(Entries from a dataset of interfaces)
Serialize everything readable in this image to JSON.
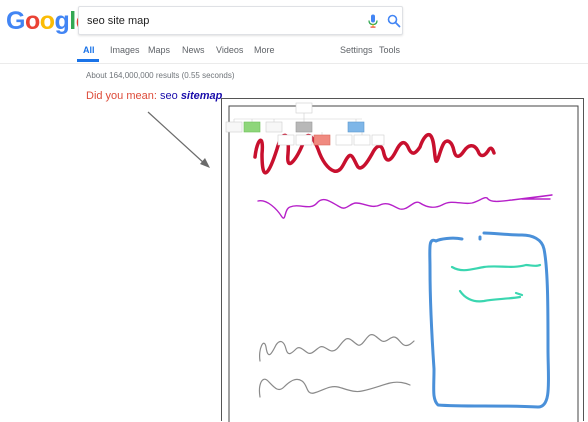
{
  "logo": {
    "letters": [
      "G",
      "o",
      "o",
      "g",
      "l",
      "e"
    ],
    "colors": [
      "#4285F4",
      "#EA4335",
      "#FBBC05",
      "#4285F4",
      "#34A853",
      "#EA4335"
    ]
  },
  "search": {
    "query": "seo site map"
  },
  "tabs": {
    "all": "All",
    "images": "Images",
    "maps": "Maps",
    "news": "News",
    "videos": "Videos",
    "more": "More",
    "settings": "Settings",
    "tools": "Tools"
  },
  "results": {
    "stats": "About 164,000,000 results (0.55 seconds)"
  },
  "did_you_mean": {
    "label": "Did you mean:",
    "prefix": "seo",
    "suggestion": "sitemap"
  },
  "colors": {
    "accent": "#1a73e8",
    "link": "#1a0dab",
    "did_you_mean": "#dd4b39",
    "scribble_red": "#c8102e",
    "scribble_purple": "#b620c9",
    "scribble_blue": "#4a90d9",
    "scribble_teal": "#3ad6b0",
    "scribble_gray": "#8a8a8a"
  }
}
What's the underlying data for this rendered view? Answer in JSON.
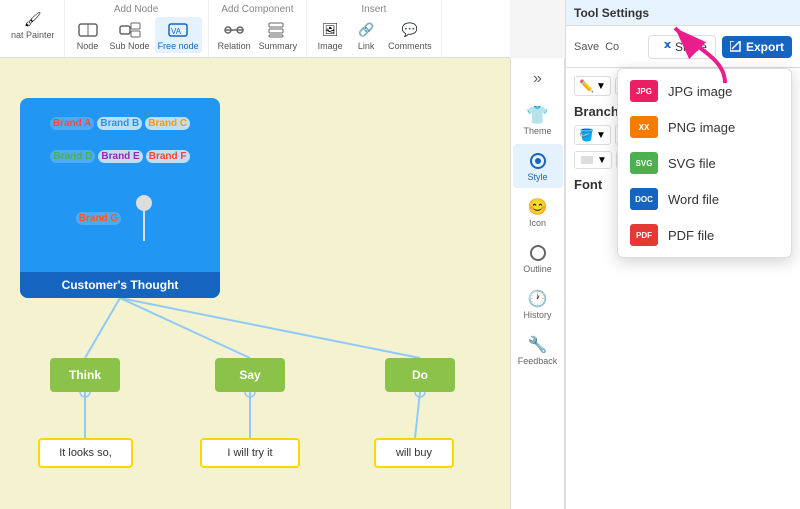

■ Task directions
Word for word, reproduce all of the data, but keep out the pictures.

■ Response to the task
Serialize everything readable in this image to JSON.
{
  "logo": {
    "letters": [
      "G",
      "o",
      "o",
      "g",
      "l",
      "e"
    ],
    "colors": [
      "#4285F4",
      "#EA4335",
      "#FBBC05",
      "#4285F4",
      "#34A853",
      "#EA4335"
    ]
  },
  "search": {
    "query": "seo site map"
  },
  "tabs": {
    "all": "All",
    "images": "Images",
    "maps": "Maps",
    "news": "News",
    "videos": "Videos",
    "more": "More",
    "settings": "Settings",
    "tools": "Tools"
  },
  "results": {
    "stats": "About 164,000,000 results (0.55 seconds)"
  },
  "did_you_mean": {
    "label": "Did you mean:",
    "prefix": "seo",
    "suggestion": "sitemap"
  },
  "colors": {
    "accent": "#1a73e8",
    "link": "#1a0dab",
    "did_you_mean": "#dd4b39",
    "scribble_red": "#c8102e",
    "scribble_purple": "#b620c9",
    "scribble_blue": "#4a90d9",
    "scribble_teal": "#3ad6b0",
    "scribble_gray": "#8a8a8a"
  }
}
What's the underlying data for this rendered view? Answer in JSON.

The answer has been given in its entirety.